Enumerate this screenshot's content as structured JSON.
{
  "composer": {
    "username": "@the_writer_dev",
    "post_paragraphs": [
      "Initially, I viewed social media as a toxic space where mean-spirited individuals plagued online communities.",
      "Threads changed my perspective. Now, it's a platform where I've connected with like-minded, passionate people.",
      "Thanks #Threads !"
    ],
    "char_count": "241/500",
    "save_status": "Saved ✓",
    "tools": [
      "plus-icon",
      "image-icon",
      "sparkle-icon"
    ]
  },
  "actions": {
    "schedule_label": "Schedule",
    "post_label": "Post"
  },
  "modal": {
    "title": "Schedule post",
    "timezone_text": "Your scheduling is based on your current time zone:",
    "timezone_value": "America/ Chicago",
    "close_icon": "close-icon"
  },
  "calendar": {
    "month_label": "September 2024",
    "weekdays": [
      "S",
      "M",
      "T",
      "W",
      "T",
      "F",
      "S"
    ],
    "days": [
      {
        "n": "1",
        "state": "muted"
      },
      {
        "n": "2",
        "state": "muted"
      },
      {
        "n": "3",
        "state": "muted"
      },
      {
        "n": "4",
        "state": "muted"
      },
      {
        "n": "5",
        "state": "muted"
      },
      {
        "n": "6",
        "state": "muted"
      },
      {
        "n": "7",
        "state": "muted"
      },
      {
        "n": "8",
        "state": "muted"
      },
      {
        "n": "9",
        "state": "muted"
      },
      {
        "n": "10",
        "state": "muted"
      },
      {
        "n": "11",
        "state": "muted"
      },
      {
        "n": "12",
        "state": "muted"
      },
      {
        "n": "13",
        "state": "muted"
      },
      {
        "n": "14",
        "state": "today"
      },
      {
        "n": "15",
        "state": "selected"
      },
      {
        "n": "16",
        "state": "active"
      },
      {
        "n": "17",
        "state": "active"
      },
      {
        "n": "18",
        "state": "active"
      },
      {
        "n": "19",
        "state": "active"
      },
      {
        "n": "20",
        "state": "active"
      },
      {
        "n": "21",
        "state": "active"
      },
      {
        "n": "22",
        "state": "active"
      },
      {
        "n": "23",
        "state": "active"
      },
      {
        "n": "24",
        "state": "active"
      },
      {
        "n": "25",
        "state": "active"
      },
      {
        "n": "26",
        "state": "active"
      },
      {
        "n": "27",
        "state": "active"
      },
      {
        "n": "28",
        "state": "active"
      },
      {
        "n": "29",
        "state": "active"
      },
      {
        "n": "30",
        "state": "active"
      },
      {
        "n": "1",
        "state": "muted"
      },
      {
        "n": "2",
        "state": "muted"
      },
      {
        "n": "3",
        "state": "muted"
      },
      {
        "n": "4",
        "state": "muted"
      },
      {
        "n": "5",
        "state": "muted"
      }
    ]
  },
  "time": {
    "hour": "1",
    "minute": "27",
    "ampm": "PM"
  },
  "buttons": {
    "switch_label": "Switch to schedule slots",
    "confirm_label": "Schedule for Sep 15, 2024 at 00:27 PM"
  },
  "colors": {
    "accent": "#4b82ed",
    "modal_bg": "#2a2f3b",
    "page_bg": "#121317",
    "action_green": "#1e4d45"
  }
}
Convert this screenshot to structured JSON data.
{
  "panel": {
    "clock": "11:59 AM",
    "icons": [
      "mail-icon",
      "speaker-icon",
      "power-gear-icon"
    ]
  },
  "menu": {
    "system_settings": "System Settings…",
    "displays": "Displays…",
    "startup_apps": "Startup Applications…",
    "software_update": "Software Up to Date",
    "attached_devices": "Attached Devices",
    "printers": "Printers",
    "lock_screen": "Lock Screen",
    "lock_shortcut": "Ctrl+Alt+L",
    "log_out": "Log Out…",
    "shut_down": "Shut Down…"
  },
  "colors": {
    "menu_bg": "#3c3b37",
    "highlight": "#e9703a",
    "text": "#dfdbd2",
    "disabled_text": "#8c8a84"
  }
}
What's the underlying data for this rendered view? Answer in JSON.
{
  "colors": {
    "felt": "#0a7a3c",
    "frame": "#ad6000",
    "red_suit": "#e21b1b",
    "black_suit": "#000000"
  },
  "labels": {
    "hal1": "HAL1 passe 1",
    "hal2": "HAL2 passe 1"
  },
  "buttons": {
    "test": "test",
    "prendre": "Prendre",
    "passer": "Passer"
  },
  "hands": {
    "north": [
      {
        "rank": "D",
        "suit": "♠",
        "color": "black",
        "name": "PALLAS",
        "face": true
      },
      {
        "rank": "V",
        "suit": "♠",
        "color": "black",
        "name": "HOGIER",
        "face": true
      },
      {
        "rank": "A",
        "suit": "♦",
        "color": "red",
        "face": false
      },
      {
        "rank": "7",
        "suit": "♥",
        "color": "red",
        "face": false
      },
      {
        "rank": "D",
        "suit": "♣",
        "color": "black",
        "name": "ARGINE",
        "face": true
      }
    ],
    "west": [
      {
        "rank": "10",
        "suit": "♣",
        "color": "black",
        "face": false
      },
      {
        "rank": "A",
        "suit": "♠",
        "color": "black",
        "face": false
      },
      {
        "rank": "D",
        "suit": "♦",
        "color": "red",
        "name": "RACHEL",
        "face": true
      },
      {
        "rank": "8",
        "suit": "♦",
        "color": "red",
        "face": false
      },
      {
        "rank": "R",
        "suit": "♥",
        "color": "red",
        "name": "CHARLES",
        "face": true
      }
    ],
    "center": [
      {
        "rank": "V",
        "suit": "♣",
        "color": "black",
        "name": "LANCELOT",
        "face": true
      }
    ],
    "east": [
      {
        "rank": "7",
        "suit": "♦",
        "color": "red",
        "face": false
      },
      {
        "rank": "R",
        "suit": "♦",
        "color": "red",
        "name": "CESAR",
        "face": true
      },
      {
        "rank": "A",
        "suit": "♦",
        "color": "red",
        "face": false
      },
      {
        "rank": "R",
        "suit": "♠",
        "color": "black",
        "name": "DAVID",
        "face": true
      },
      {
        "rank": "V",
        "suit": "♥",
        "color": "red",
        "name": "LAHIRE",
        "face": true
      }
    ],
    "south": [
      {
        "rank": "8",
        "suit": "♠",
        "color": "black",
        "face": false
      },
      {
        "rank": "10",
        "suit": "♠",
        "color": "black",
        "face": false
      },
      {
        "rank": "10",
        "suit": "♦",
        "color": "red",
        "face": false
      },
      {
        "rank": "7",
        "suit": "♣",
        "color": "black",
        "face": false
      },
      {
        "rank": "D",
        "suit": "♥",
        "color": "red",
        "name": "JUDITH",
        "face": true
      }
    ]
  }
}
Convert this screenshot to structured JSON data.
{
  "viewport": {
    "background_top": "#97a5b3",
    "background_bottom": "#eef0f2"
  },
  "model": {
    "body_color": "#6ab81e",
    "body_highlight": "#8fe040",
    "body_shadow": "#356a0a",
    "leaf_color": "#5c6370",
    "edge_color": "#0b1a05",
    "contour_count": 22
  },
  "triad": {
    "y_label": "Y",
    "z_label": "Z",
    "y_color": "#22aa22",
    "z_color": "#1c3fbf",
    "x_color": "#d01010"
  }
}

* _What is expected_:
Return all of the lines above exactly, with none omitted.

* _Reply_:
Enumerate this screenshot's content as structured JSON.
{
  "composer": {
    "username": "@the_writer_dev",
    "post_paragraphs": [
      "Initially, I viewed social media as a toxic space where mean-spirited individuals plagued online communities.",
      "Threads changed my perspective. Now, it's a platform where I've connected with like-minded, passionate people.",
      "Thanks #Threads !"
    ],
    "char_count": "241/500",
    "save_status": "Saved ✓",
    "tools": [
      "plus-icon",
      "image-icon",
      "sparkle-icon"
    ]
  },
  "actions": {
    "schedule_label": "Schedule",
    "post_label": "Post"
  },
  "modal": {
    "title": "Schedule post",
    "timezone_text": "Your scheduling is based on your current time zone:",
    "timezone_value": "America/ Chicago",
    "close_icon": "close-icon"
  },
  "calendar": {
    "month_label": "September 2024",
    "weekdays": [
      "S",
      "M",
      "T",
      "W",
      "T",
      "F",
      "S"
    ],
    "days": [
      {
        "n": "1",
        "state": "muted"
      },
      {
        "n": "2",
        "state": "muted"
      },
      {
        "n": "3",
        "state": "muted"
      },
      {
        "n": "4",
        "state": "muted"
      },
      {
        "n": "5",
        "state": "muted"
      },
      {
        "n": "6",
        "state": "muted"
      },
      {
        "n": "7",
        "state": "muted"
      },
      {
        "n": "8",
        "state": "muted"
      },
      {
        "n": "9",
        "state": "muted"
      },
      {
        "n": "10",
        "state": "muted"
      },
      {
        "n": "11",
        "state": "muted"
      },
      {
        "n": "12",
        "state": "muted"
      },
      {
        "n": "13",
        "state": "muted"
      },
      {
        "n": "14",
        "state": "today"
      },
      {
        "n": "15",
        "state": "selected"
      },
      {
        "n": "16",
        "state": "active"
      },
      {
        "n": "17",
        "state": "active"
      },
      {
        "n": "18",
        "state": "active"
      },
      {
        "n": "19",
        "state": "active"
      },
      {
        "n": "20",
        "state": "active"
      },
      {
        "n": "21",
        "state": "active"
      },
      {
        "n": "22",
        "state": "active"
      },
      {
        "n": "23",
        "state": "active"
      },
      {
        "n": "24",
        "state": "active"
      },
      {
        "n": "25",
        "state": "active"
      },
      {
        "n": "26",
        "state": "active"
      },
      {
        "n": "27",
        "state": "active"
      },
      {
        "n": "28",
        "state": "active"
      },
      {
        "n": "29",
        "state": "active"
      },
      {
        "n": "30",
        "state": "active"
      },
      {
        "n": "1",
        "state": "muted"
      },
      {
        "n": "2",
        "state": "muted"
      },
      {
        "n": "3",
        "state": "muted"
      },
      {
        "n": "4",
        "state": "muted"
      },
      {
        "n": "5",
        "state": "muted"
      }
    ]
  },
  "time": {
    "hour": "1",
    "minute": "27",
    "ampm": "PM"
  },
  "buttons": {
    "switch_label": "Switch to schedule slots",
    "confirm_label": "Schedule for Sep 15, 2024 at 00:27 PM"
  },
  "colors": {
    "accent": "#4b82ed",
    "modal_bg": "#2a2f3b",
    "page_bg": "#121317",
    "action_green": "#1e4d45"
  }
}
Convert this screenshot to structured JSON data.
{
  "panel": {
    "clock": "11:59 AM",
    "icons": [
      "mail-icon",
      "speaker-icon",
      "power-gear-icon"
    ]
  },
  "menu": {
    "system_settings": "System Settings…",
    "displays": "Displays…",
    "startup_apps": "Startup Applications…",
    "software_update": "Software Up to Date",
    "attached_devices": "Attached Devices",
    "printers": "Printers",
    "lock_screen": "Lock Screen",
    "lock_shortcut": "Ctrl+Alt+L",
    "log_out": "Log Out…",
    "shut_down": "Shut Down…"
  },
  "colors": {
    "menu_bg": "#3c3b37",
    "highlight": "#e9703a",
    "text": "#dfdbd2",
    "disabled_text": "#8c8a84"
  }
}
What's the underlying data for this rendered view? Answer in JSON.
{
  "colors": {
    "felt": "#0a7a3c",
    "frame": "#ad6000",
    "red_suit": "#e21b1b",
    "black_suit": "#000000"
  },
  "labels": {
    "hal1": "HAL1 passe 1",
    "hal2": "HAL2 passe 1"
  },
  "buttons": {
    "test": "test",
    "prendre": "Prendre",
    "passer": "Passer"
  },
  "hands": {
    "north": [
      {
        "rank": "D",
        "suit": "♠",
        "color": "black",
        "name": "PALLAS",
        "face": true
      },
      {
        "rank": "V",
        "suit": "♠",
        "color": "black",
        "name": "HOGIER",
        "face": true
      },
      {
        "rank": "A",
        "suit": "♦",
        "color": "red",
        "face": false
      },
      {
        "rank": "7",
        "suit": "♥",
        "color": "red",
        "face": false
      },
      {
        "rank": "D",
        "suit": "♣",
        "color": "black",
        "name": "ARGINE",
        "face": true
      }
    ],
    "west": [
      {
        "rank": "10",
        "suit": "♣",
        "color": "black",
        "face": false
      },
      {
        "rank": "A",
        "suit": "♠",
        "color": "black",
        "face": false
      },
      {
        "rank": "D",
        "suit": "♦",
        "color": "red",
        "name": "RACHEL",
        "face": true
      },
      {
        "rank": "8",
        "suit": "♦",
        "color": "red",
        "face": false
      },
      {
        "rank": "R",
        "suit": "♥",
        "color": "red",
        "name": "CHARLES",
        "face": true
      }
    ],
    "center": [
      {
        "rank": "V",
        "suit": "♣",
        "color": "black",
        "name": "LANCELOT",
        "face": true
      }
    ],
    "east": [
      {
        "rank": "7",
        "suit": "♦",
        "color": "red",
        "face": false
      },
      {
        "rank": "R",
        "suit": "♦",
        "color": "red",
        "name": "CESAR",
        "face": true
      },
      {
        "rank": "A",
        "suit": "♦",
        "color": "red",
        "face": false
      },
      {
        "rank": "R",
        "suit": "♠",
        "color": "black",
        "name": "DAVID",
        "face": true
      },
      {
        "rank": "V",
        "suit": "♥",
        "color": "red",
        "name": "LAHIRE",
        "face": true
      }
    ],
    "south": [
      {
        "rank": "8",
        "suit": "♠",
        "color": "black",
        "face": false
      },
      {
        "rank": "10",
        "suit": "♠",
        "color": "black",
        "face": false
      },
      {
        "rank": "10",
        "suit": "♦",
        "color": "red",
        "face": false
      },
      {
        "rank": "7",
        "suit": "♣",
        "color": "black",
        "face": false
      },
      {
        "rank": "D",
        "suit": "♥",
        "color": "red",
        "name": "JUDITH",
        "face": true
      }
    ]
  }
}
Convert this screenshot to structured JSON data.
{
  "viewport": {
    "background_top": "#97a5b3",
    "background_bottom": "#eef0f2"
  },
  "model": {
    "body_color": "#6ab81e",
    "body_highlight": "#8fe040",
    "body_shadow": "#356a0a",
    "leaf_color": "#5c6370",
    "edge_color": "#0b1a05",
    "contour_count": 22
  },
  "triad": {
    "y_label": "Y",
    "z_label": "Z",
    "y_color": "#22aa22",
    "z_color": "#1c3fbf",
    "x_color": "#d01010"
  }
}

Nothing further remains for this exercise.